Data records
------------------------------------------------

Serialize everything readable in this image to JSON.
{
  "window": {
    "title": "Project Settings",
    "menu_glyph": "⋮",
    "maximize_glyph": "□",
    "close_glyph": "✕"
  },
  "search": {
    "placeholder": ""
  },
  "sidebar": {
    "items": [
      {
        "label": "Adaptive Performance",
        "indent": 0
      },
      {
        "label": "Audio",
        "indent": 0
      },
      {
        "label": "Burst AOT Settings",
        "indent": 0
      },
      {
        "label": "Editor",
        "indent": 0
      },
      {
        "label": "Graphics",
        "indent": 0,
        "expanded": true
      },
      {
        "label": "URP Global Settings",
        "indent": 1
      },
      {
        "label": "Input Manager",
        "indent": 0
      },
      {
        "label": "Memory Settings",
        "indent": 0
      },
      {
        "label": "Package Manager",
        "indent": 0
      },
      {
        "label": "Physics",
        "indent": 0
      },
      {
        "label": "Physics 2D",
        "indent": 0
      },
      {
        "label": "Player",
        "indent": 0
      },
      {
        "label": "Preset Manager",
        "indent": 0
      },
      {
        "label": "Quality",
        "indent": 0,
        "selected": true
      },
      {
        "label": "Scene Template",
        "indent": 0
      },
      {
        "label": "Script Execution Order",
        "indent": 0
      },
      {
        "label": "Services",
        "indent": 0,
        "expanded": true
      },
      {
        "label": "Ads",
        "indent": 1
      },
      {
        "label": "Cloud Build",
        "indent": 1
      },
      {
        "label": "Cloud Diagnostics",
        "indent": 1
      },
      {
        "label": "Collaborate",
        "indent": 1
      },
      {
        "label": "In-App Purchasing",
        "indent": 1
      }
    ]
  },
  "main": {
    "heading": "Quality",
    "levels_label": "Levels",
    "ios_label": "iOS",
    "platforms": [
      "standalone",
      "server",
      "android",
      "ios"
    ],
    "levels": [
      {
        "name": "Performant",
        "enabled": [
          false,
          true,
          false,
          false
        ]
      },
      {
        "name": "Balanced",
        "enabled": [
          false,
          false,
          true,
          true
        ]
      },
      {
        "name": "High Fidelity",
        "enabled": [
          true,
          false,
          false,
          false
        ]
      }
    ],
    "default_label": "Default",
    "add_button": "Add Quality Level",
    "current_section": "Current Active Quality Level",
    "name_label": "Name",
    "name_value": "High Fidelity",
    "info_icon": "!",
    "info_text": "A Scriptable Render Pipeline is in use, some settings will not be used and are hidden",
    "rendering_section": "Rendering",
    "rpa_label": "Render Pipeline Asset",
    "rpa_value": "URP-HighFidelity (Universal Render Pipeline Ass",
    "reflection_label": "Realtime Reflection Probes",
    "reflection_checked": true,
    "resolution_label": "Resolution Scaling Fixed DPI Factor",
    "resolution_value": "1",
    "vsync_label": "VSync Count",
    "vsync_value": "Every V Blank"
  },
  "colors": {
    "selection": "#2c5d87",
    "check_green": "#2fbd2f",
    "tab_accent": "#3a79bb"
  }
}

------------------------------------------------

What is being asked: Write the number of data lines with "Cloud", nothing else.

Exercise result: 2